Tensions increased Sunday over what to do about the arms-carrying cargo ship hijacked off the coast of Somalia, as the pirates vowed to fight to the death, a hostage died and Somali officials urged the American Navy to send in commandos.
According to a broadcast on the BBC Somali service, the pirates said that they could see an American destroyer nearby and several military aircraft tracking them, but that they were not afraid.
“They can’t catch us like goats,” said a man who said he was a spokesman for the pirates. “We will fight, and everyone here will die with us.”
The man said he was speaking on a satellite phone from the bridge of the hijacked Ukrainian ship, and to prove it, he handed the phone to another man who said he was the captain. The captain, a Ukrainian, then told the BBC that a Russian crew member had died from hypertension.
A band of pirates hijacked the ship on Thursday evening as it was heading to Kenya with a large supply of arms, including 33 T-72 battle tanks, grenade launchers and ammunition, all for the Kenyan military.
Somali officials said Sunday that the ship was anchored a few miles off the coast between Xarardheere and Hobyo, two notorious pirate dens where several other hijacked vessels have been taken. The pirates said they would not release the 20 crew members or the arms until they were paid $20 million in cash.

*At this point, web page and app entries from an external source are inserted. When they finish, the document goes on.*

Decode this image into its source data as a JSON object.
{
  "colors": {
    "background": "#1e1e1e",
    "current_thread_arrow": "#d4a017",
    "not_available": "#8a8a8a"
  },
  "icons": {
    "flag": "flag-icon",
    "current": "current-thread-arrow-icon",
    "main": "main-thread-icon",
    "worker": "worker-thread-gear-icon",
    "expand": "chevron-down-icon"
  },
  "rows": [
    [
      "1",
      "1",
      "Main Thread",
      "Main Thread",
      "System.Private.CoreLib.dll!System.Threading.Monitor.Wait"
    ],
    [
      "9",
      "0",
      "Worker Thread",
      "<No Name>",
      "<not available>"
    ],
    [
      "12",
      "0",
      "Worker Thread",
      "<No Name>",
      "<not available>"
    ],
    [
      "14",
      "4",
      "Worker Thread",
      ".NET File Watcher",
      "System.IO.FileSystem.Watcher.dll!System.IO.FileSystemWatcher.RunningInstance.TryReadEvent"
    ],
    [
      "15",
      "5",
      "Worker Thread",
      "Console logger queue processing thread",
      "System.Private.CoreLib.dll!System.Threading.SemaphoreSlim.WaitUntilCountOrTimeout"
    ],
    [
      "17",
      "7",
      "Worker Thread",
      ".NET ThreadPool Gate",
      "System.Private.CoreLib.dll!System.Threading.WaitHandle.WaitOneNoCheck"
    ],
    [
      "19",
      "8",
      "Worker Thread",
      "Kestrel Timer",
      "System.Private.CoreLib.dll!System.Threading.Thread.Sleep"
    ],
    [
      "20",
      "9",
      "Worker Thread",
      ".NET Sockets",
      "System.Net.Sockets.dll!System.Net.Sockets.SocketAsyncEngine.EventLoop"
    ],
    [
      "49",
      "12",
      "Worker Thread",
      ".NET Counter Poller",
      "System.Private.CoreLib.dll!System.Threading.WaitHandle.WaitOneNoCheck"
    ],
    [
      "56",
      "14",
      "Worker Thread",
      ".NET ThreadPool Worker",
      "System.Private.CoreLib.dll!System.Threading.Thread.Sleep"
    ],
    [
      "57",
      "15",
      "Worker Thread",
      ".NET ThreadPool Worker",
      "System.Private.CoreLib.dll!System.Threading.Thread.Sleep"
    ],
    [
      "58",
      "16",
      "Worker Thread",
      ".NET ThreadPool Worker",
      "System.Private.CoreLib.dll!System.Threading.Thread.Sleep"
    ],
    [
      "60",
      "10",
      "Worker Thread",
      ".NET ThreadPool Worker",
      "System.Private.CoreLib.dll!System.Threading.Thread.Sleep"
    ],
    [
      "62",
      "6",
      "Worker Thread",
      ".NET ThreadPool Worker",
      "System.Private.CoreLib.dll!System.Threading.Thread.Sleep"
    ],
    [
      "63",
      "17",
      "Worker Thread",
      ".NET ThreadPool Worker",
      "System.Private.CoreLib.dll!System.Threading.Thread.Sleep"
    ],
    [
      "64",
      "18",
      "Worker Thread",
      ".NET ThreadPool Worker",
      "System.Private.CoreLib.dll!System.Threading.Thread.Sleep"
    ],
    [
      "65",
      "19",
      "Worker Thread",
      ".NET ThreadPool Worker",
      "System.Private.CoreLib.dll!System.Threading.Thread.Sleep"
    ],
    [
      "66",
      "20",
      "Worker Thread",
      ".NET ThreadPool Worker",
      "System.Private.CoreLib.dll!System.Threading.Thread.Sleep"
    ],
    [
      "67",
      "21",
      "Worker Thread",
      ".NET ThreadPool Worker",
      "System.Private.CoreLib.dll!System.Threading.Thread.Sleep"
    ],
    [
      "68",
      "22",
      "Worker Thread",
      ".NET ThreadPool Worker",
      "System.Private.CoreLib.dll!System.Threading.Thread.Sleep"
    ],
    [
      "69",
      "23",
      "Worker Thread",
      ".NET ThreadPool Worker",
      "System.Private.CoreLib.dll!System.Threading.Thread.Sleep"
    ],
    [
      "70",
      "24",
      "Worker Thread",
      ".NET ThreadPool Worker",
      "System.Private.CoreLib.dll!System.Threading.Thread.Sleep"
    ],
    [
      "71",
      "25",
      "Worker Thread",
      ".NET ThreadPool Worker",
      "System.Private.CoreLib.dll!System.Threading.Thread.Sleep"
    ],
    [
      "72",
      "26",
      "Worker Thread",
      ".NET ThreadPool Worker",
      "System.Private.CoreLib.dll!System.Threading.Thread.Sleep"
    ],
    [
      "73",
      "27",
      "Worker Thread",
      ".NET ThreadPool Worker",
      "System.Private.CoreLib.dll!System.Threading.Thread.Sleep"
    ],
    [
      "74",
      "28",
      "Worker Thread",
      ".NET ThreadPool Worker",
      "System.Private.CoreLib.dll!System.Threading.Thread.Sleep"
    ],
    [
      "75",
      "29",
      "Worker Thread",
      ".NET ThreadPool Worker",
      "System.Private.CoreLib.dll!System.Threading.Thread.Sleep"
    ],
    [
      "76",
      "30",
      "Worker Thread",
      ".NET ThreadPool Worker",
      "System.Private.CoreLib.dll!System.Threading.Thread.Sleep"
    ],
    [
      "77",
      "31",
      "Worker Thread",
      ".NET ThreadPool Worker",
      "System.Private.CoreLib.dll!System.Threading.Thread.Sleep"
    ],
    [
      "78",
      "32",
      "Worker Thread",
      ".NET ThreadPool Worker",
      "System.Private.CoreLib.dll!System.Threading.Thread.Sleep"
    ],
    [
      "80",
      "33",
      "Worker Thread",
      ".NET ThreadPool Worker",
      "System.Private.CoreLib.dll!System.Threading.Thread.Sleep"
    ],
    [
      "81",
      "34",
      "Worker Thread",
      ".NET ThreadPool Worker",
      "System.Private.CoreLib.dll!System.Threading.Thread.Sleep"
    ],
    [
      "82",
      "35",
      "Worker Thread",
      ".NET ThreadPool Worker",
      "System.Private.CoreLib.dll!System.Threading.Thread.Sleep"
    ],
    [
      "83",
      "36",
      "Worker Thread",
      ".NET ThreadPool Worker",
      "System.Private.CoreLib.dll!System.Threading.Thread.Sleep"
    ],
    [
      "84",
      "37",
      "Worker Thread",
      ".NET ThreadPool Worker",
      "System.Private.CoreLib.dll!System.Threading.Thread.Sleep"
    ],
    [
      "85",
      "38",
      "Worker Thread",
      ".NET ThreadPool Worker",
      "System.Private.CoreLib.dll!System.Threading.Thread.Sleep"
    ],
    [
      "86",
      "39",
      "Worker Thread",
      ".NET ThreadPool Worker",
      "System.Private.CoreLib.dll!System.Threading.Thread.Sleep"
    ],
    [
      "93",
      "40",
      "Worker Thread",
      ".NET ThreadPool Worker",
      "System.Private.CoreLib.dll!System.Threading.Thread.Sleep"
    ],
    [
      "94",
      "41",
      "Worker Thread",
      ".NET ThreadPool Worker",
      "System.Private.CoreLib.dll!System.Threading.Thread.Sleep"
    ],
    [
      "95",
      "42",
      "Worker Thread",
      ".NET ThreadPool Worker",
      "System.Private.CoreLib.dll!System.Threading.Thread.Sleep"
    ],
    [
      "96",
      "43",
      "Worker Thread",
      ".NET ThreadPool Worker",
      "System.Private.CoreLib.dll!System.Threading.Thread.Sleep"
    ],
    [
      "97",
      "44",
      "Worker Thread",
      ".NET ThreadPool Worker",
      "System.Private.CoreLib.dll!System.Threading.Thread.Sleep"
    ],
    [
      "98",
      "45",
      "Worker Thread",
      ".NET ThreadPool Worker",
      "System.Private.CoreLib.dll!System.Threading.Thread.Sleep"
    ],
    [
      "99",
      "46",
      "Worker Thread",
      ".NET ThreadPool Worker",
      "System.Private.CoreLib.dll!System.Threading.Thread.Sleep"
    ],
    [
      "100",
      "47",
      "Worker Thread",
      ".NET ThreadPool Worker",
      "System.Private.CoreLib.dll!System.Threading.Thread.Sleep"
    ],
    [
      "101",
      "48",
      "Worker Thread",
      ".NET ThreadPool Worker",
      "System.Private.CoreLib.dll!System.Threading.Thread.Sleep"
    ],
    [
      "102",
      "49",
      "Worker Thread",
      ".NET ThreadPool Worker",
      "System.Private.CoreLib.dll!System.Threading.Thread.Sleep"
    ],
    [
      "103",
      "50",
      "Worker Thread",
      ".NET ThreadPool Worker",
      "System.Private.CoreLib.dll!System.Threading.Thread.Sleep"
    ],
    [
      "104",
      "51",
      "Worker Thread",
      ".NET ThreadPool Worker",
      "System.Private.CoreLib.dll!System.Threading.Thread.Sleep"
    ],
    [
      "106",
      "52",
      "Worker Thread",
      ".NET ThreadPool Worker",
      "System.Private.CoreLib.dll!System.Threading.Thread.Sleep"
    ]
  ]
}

Somali officials said there might be no way to resolve the standoff other than storming the ship.
“A military operation has to be taken,” said Ahmed Said Aw-nur, minister of fisheries for the semiautonomous state of Puntland in northern Somalia.
“If the Islamists get the arms,” he said, referring to Islamist insurgents currently waging war on Somalia’s weak government, “they will cause problems for all of Somalia.”
American military officials said that they were closely watching the ship but that there were no plans to raid it.
“We’re deeply concerned about what’s aboard, as well as the safety of the crew,” said Lt. Nathan Christensen, a spokesman for the Navy’s Fifth Fleet, based in Bahrain. “We’re hoping the arms don’t make it to shore.”
Lieutenant Christensen said the American destroyer Howard was following the hijacked ship from less than five miles away and communicating with it via bridge-to-bridge radio.